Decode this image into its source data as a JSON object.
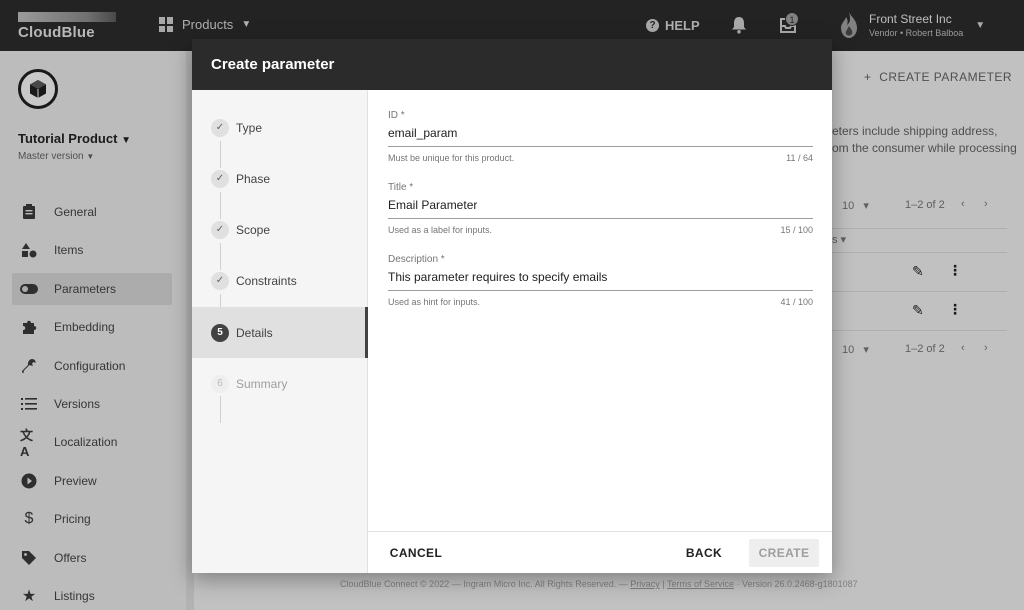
{
  "topbar": {
    "brand": "CloudBlue",
    "products_label": "Products",
    "help_label": "HELP",
    "inbox_count": "1",
    "account_name": "Front Street Inc",
    "account_role": "Vendor • Robert Balboa"
  },
  "sidebar": {
    "product_name": "Tutorial Product",
    "product_version": "Master version",
    "items": [
      {
        "label": "General",
        "icon": "clipboard-icon"
      },
      {
        "label": "Items",
        "icon": "shapes-icon"
      },
      {
        "label": "Parameters",
        "icon": "toggle-icon",
        "active": true
      },
      {
        "label": "Embedding",
        "icon": "puzzle-icon"
      },
      {
        "label": "Configuration",
        "icon": "wrench-icon"
      },
      {
        "label": "Versions",
        "icon": "list-icon"
      },
      {
        "label": "Localization",
        "icon": "translate-icon"
      },
      {
        "label": "Preview",
        "icon": "play-icon"
      },
      {
        "label": "Pricing",
        "icon": "dollar-icon"
      },
      {
        "label": "Offers",
        "icon": "tag-icon"
      },
      {
        "label": "Listings",
        "icon": "star-icon"
      }
    ]
  },
  "background": {
    "create_parameter_label": "CREATE PARAMETER",
    "description_line1": "eters include shipping address,",
    "description_line2": "om the consumer while processing",
    "page_size": "10",
    "range": "1–2 of 2",
    "column_hint": "s"
  },
  "footer": {
    "copyright": "CloudBlue Connect © 2022 — Ingram Micro Inc. All Rights Reserved. —",
    "privacy": "Privacy",
    "terms": "Terms of Service",
    "version": "· Version 26.0.2468-g1801087"
  },
  "modal": {
    "title": "Create parameter",
    "steps": [
      {
        "number": "1",
        "label": "Type",
        "state": "done"
      },
      {
        "number": "2",
        "label": "Phase",
        "state": "done"
      },
      {
        "number": "3",
        "label": "Scope",
        "state": "done"
      },
      {
        "number": "4",
        "label": "Constraints",
        "state": "done"
      },
      {
        "number": "5",
        "label": "Details",
        "state": "current"
      },
      {
        "number": "6",
        "label": "Summary",
        "state": "todo"
      }
    ],
    "fields": {
      "id": {
        "label": "ID *",
        "value": "email_param",
        "hint": "Must be unique for this product.",
        "counter": "11 / 64"
      },
      "title": {
        "label": "Title *",
        "value": "Email Parameter",
        "hint": "Used as a label for inputs.",
        "counter": "15 / 100"
      },
      "description": {
        "label": "Description *",
        "value": "This parameter requires to specify emails",
        "hint": "Used as hint for inputs.",
        "counter": "41 / 100"
      }
    },
    "buttons": {
      "cancel": "CANCEL",
      "back": "BACK",
      "create": "CREATE"
    }
  },
  "colors": {
    "topbar": "#2b2b2b",
    "sidebar": "#e6e6e6",
    "active_step": "#424242"
  }
}
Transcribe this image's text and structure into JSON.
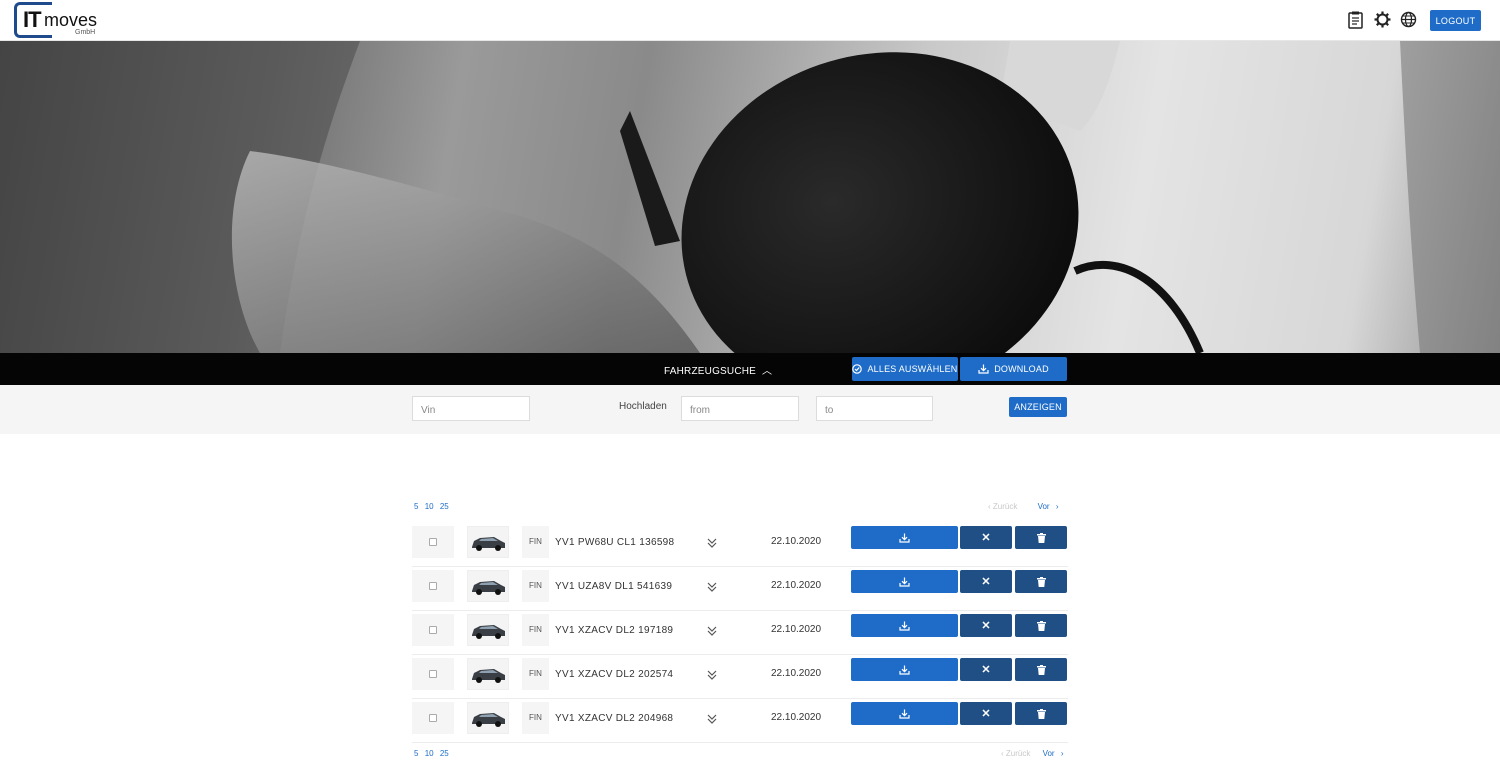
{
  "header": {
    "logo_it": "IT",
    "logo_moves": "moves",
    "logo_sub": "GmbH",
    "icons": [
      "clipboard-icon",
      "settings-icon",
      "globe-icon"
    ],
    "logout_label": "LOGOUT"
  },
  "hero": {
    "image": "ev-charging-plug-photo"
  },
  "searchbar": {
    "toggle_label": "FAHRZEUGSUCHE",
    "toggle_icon": "chevron-up-icon",
    "select_all_label": "ALLES AUSWÄHLEN",
    "download_label": "DOWNLOAD"
  },
  "filter": {
    "vin_placeholder": "Vin",
    "upload_label": "Hochladen",
    "from_placeholder": "from",
    "to_placeholder": "to",
    "show_label": "ANZEIGEN"
  },
  "pagination": {
    "sizes": [
      "5",
      "10",
      "25"
    ],
    "prev_label": "Zurück",
    "next_label": "Vor"
  },
  "vehicles": [
    {
      "fin_label": "FIN",
      "vin": "YV1 PW68U CL1 136598",
      "date": "22.10.2020"
    },
    {
      "fin_label": "FIN",
      "vin": "YV1 UZA8V DL1 541639",
      "date": "22.10.2020"
    },
    {
      "fin_label": "FIN",
      "vin": "YV1 XZACV DL2 197189",
      "date": "22.10.2020"
    },
    {
      "fin_label": "FIN",
      "vin": "YV1 XZACV DL2 202574",
      "date": "22.10.2020"
    },
    {
      "fin_label": "FIN",
      "vin": "YV1 XZACV DL2 204968",
      "date": "22.10.2020"
    }
  ],
  "colors": {
    "primary": "#1e6cc8",
    "secondary": "#1f4f85",
    "bar": "#050505"
  }
}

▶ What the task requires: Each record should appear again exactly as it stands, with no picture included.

▶ Exercise result:
Decode this image into its source data as a JSON object.
{
  "topbar": {
    "brand": "CloudBlue",
    "products_label": "Products",
    "help_label": "HELP",
    "inbox_count": "1",
    "account_name": "Front Street Inc",
    "account_role": "Vendor • Robert Balboa"
  },
  "sidebar": {
    "product_name": "Tutorial Product",
    "product_version": "Master version",
    "items": [
      {
        "label": "General",
        "icon": "clipboard-icon"
      },
      {
        "label": "Items",
        "icon": "shapes-icon"
      },
      {
        "label": "Parameters",
        "icon": "toggle-icon",
        "active": true
      },
      {
        "label": "Embedding",
        "icon": "puzzle-icon"
      },
      {
        "label": "Configuration",
        "icon": "wrench-icon"
      },
      {
        "label": "Versions",
        "icon": "list-icon"
      },
      {
        "label": "Localization",
        "icon": "translate-icon"
      },
      {
        "label": "Preview",
        "icon": "play-icon"
      },
      {
        "label": "Pricing",
        "icon": "dollar-icon"
      },
      {
        "label": "Offers",
        "icon": "tag-icon"
      },
      {
        "label": "Listings",
        "icon": "star-icon"
      }
    ]
  },
  "background": {
    "create_parameter_label": "CREATE PARAMETER",
    "description_line1": "eters include shipping address,",
    "description_line2": "om the consumer while processing",
    "page_size": "10",
    "range": "1–2 of 2",
    "column_hint": "s"
  },
  "footer": {
    "copyright": "CloudBlue Connect © 2022 — Ingram Micro Inc. All Rights Reserved. —",
    "privacy": "Privacy",
    "terms": "Terms of Service",
    "version": "· Version 26.0.2468-g1801087"
  },
  "modal": {
    "title": "Create parameter",
    "steps": [
      {
        "number": "1",
        "label": "Type",
        "state": "done"
      },
      {
        "number": "2",
        "label": "Phase",
        "state": "done"
      },
      {
        "number": "3",
        "label": "Scope",
        "state": "done"
      },
      {
        "number": "4",
        "label": "Constraints",
        "state": "done"
      },
      {
        "number": "5",
        "label": "Details",
        "state": "current"
      },
      {
        "number": "6",
        "label": "Summary",
        "state": "todo"
      }
    ],
    "fields": {
      "id": {
        "label": "ID *",
        "value": "email_param",
        "hint": "Must be unique for this product.",
        "counter": "11 / 64"
      },
      "title": {
        "label": "Title *",
        "value": "Email Parameter",
        "hint": "Used as a label for inputs.",
        "counter": "15 / 100"
      },
      "description": {
        "label": "Description *",
        "value": "This parameter requires to specify emails",
        "hint": "Used as hint for inputs.",
        "counter": "41 / 100"
      }
    },
    "buttons": {
      "cancel": "CANCEL",
      "back": "BACK",
      "create": "CREATE"
    }
  },
  "colors": {
    "topbar": "#2b2b2b",
    "sidebar": "#e6e6e6",
    "active_step": "#424242"
  }
}
Transcribe this image's text and structure into JSON.
{
  "header": {
    "logo_it": "IT",
    "logo_moves": "moves",
    "logo_sub": "GmbH",
    "icons": [
      "clipboard-icon",
      "settings-icon",
      "globe-icon"
    ],
    "logout_label": "LOGOUT"
  },
  "hero": {
    "image": "ev-charging-plug-photo"
  },
  "searchbar": {
    "toggle_label": "FAHRZEUGSUCHE",
    "toggle_icon": "chevron-up-icon",
    "select_all_label": "ALLES AUSWÄHLEN",
    "download_label": "DOWNLOAD"
  },
  "filter": {
    "vin_placeholder": "Vin",
    "upload_label": "Hochladen",
    "from_placeholder": "from",
    "to_placeholder": "to",
    "show_label": "ANZEIGEN"
  },
  "pagination": {
    "sizes": [
      "5",
      "10",
      "25"
    ],
    "prev_label": "Zurück",
    "next_label": "Vor"
  },
  "vehicles": [
    {
      "fin_label": "FIN",
      "vin": "YV1 PW68U CL1 136598",
      "date": "22.10.2020"
    },
    {
      "fin_label": "FIN",
      "vin": "YV1 UZA8V DL1 541639",
      "date": "22.10.2020"
    },
    {
      "fin_label": "FIN",
      "vin": "YV1 XZACV DL2 197189",
      "date": "22.10.2020"
    },
    {
      "fin_label": "FIN",
      "vin": "YV1 XZACV DL2 202574",
      "date": "22.10.2020"
    },
    {
      "fin_label": "FIN",
      "vin": "YV1 XZACV DL2 204968",
      "date": "22.10.2020"
    }
  ],
  "colors": {
    "primary": "#1e6cc8",
    "secondary": "#1f4f85",
    "bar": "#050505"
  }
}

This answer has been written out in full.